24. Riksen NP, Rongen GA, Smits P. Acute and long-term Cardiovascular Effects of coffee: Implications for Coronary Heart Disease. Pharmacology & Therapeutics [Internet]. 2009 Feb [cited 2020 Mar 21];121(2):185–91. Available from: 

25. Shah SA, Dargush AE, Potts V, Lee M, Millard-Hasting BM, Williams B, et al. Effects of Single and Multiple Energy Shots on Blood Pressure and Electrocardiographic Parameters. The American Journal of Cardiology [Internet]. 2016 Feb;117(3):465–8. Available from: 

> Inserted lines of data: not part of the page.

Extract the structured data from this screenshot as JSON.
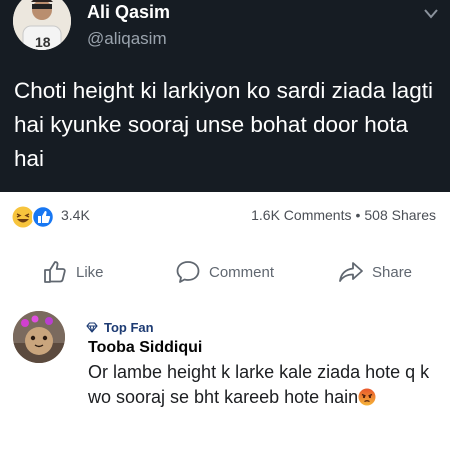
{
  "post": {
    "author_name": "Ali Qasim",
    "author_handle": "@aliqasim",
    "text": "Choti height ki larkiyon ko sardi ziada lagti hai kyunke sooraj unse bohat door hota hai",
    "background": "#161c23"
  },
  "stats": {
    "reaction_icons": [
      "haha-emoji",
      "like-emoji"
    ],
    "reaction_count": "3.4K",
    "comments": "1.6K Comments",
    "separator": "•",
    "shares": "508 Shares"
  },
  "actions": {
    "like": "Like",
    "comment": "Comment",
    "share": "Share"
  },
  "comment": {
    "badge": "Top Fan",
    "name": "Tooba Siddiqui",
    "text": "Or lambe height k larke kale ziada hote q k wo sooraj se bht kareeb hote hain",
    "emoji": "angry-emoji"
  }
}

26. Chrysant SG. The Impact of Coffee Consumption on Blood pressure, Cardiovascular Disease and Diabetes Mellitus. Expert review of cardiovascular therapy [Internet]. 2017;15(3):151–6. Available from: 

27. Patel RS, Masi S, Taddei S. Understanding the Role of Genetics in Hypertension. European Heart Journal [Internet]. 2017 May 25;38(29):2309–12. Available from: 

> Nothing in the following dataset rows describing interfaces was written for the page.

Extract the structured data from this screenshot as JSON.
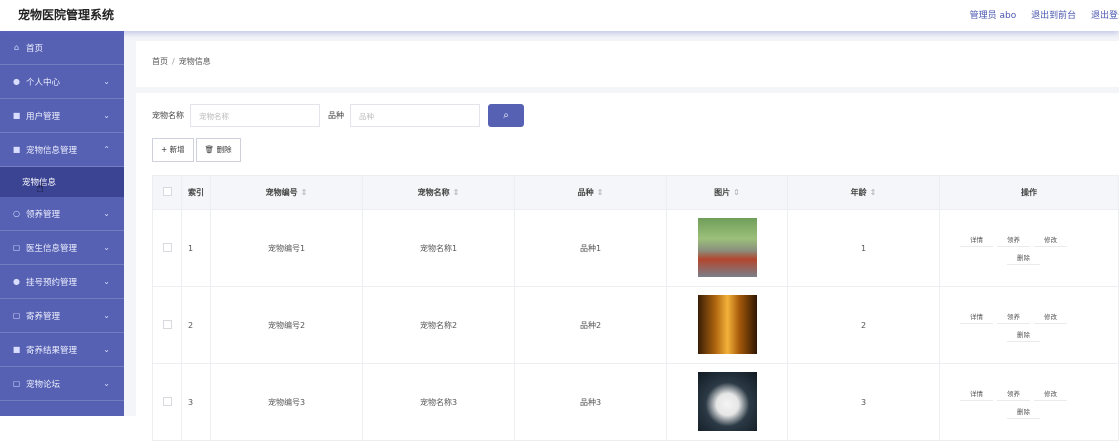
{
  "header": {
    "title": "宠物医院管理系统",
    "admin_label": "管理员 abo",
    "back_link": "退出到前台",
    "logout_link": "退出登录"
  },
  "sidebar": {
    "items": [
      {
        "label": "首页",
        "icon": "home-icon",
        "has_chevron": false
      },
      {
        "label": "个人中心",
        "icon": "user-icon",
        "has_chevron": true
      },
      {
        "label": "用户管理",
        "icon": "users-icon",
        "has_chevron": true
      },
      {
        "label": "宠物信息管理",
        "icon": "pet-icon",
        "has_chevron": true,
        "expanded": true
      },
      {
        "label": "领养管理",
        "icon": "adopt-icon",
        "has_chevron": true
      },
      {
        "label": "医生信息管理",
        "icon": "doctor-icon",
        "has_chevron": true
      },
      {
        "label": "挂号预约管理",
        "icon": "register-icon",
        "has_chevron": true
      },
      {
        "label": "寄养管理",
        "icon": "foster-icon",
        "has_chevron": true
      },
      {
        "label": "寄养结果管理",
        "icon": "result-icon",
        "has_chevron": true
      },
      {
        "label": "宠物论坛",
        "icon": "forum-icon",
        "has_chevron": true
      }
    ],
    "active_sub": "宠物信息"
  },
  "breadcrumb": {
    "home": "首页",
    "separator": "/",
    "current": "宠物信息"
  },
  "search": {
    "name_label": "宠物名称",
    "name_placeholder": "宠物名称",
    "breed_label": "品种",
    "breed_placeholder": "品种"
  },
  "actions": {
    "add": "+ 新增",
    "delete": "删除"
  },
  "table": {
    "columns": [
      "索引",
      "宠物编号",
      "宠物名称",
      "品种",
      "图片",
      "年龄",
      "操作"
    ],
    "rows": [
      {
        "index": "1",
        "code": "宠物编号1",
        "name": "宠物名称1",
        "breed": "品种1",
        "age": "1"
      },
      {
        "index": "2",
        "code": "宠物编号2",
        "name": "宠物名称2",
        "breed": "品种2",
        "age": "2"
      },
      {
        "index": "3",
        "code": "宠物编号3",
        "name": "宠物名称3",
        "breed": "品种3",
        "age": "3"
      }
    ],
    "ops": {
      "detail": "详情",
      "adopt": "领养",
      "edit": "修改",
      "delete": "删除"
    }
  },
  "colors": {
    "accent": "#5661b3",
    "accent_dark": "#3b4393"
  }
}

28. Zeratsky K. Coffee calories: Sabotaging Your Weight loss? [Internet]. Mayo Clinic. 2022. Available from:  

29. Cornelis MC, Erlund I, Michelotti GA, Herder C, Westerhuis JA, Tuomilehto J. Metabolomic Response to Coffee consumption: Application to a three-stage Clinical Trial. Journal of Internal Medicine [Internet]. 2018 Mar 15;283(6):544–57. Available from: 

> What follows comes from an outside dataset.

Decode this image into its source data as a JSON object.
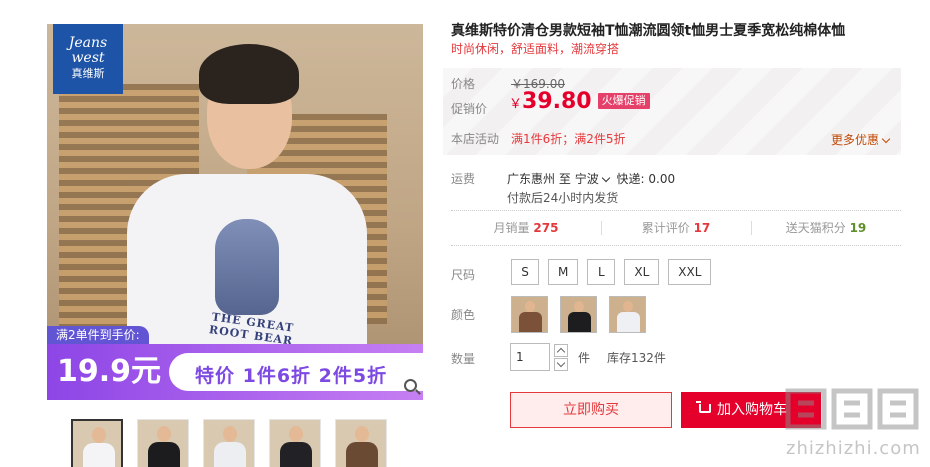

30. Harvard College. Four Cups of Coffee a Day Associated with Modest Loss of Body Fat [Internet]. Harvard T.H. Chan | School of Public Health. 2020. Available from: 

31. Bakuradze T, Parra GAM, Riedel A, Somoza V, Lang R, Dieminger N, et al. Four-week Coffee Consumption Affects Energy intake, Satiety regulation, Body fat, and Protects DNA Integrity. Food Research International [Internet]. 2014 Sep;63:420–7. Available from: 

32. Müller TD, Nogueiras R, Andermann ML, Andrews ZB, Anker SD, Argente J, et al. Ghrelin. Molecular Metabolism [Internet]. 2015 Jun;4(6):437–60. Available from: 

33. Greenberg JA, Geliebter A. Coffee, Hunger, and Peptide YY. Journal of the American College of Nutrition [Internet]. 2012 Jun;31(3):160–6. Available from: 

34. Woods SC, D’Alessio DA. Central Control of Body Weight and Appetite. The Journal of Clinical Endocrinology & Metabolism [Internet]. 2008 Nov;93(11_supplement_1):s37–50. Available from: 

35. Onakpoya I, Terry R, Ernst E. The Use of Green Coffee Extract as a Weight Loss Supplement: a Systematic Review and Meta-Analysis of Randomised Clinical Trials [Internet]. Gastroenterology Research and Practice. 2011. Available from: 

36. Taheri S, Lin L, Austin D, Young T, Mignot E. Short Sleep Duration Is Associated with Reduced Leptin, Elevated Ghrelin, and Increased Body Mass Index. Froguel P, editor. PLoS Medicine [Internet]. 2004 Dec 7;1(3):e62. Available from: 

37. Hicklin T. Molecular Ties between Lack of Sleep and Weight Gain [Internet]. National Institutes of Health (NIH). 2016. Available from: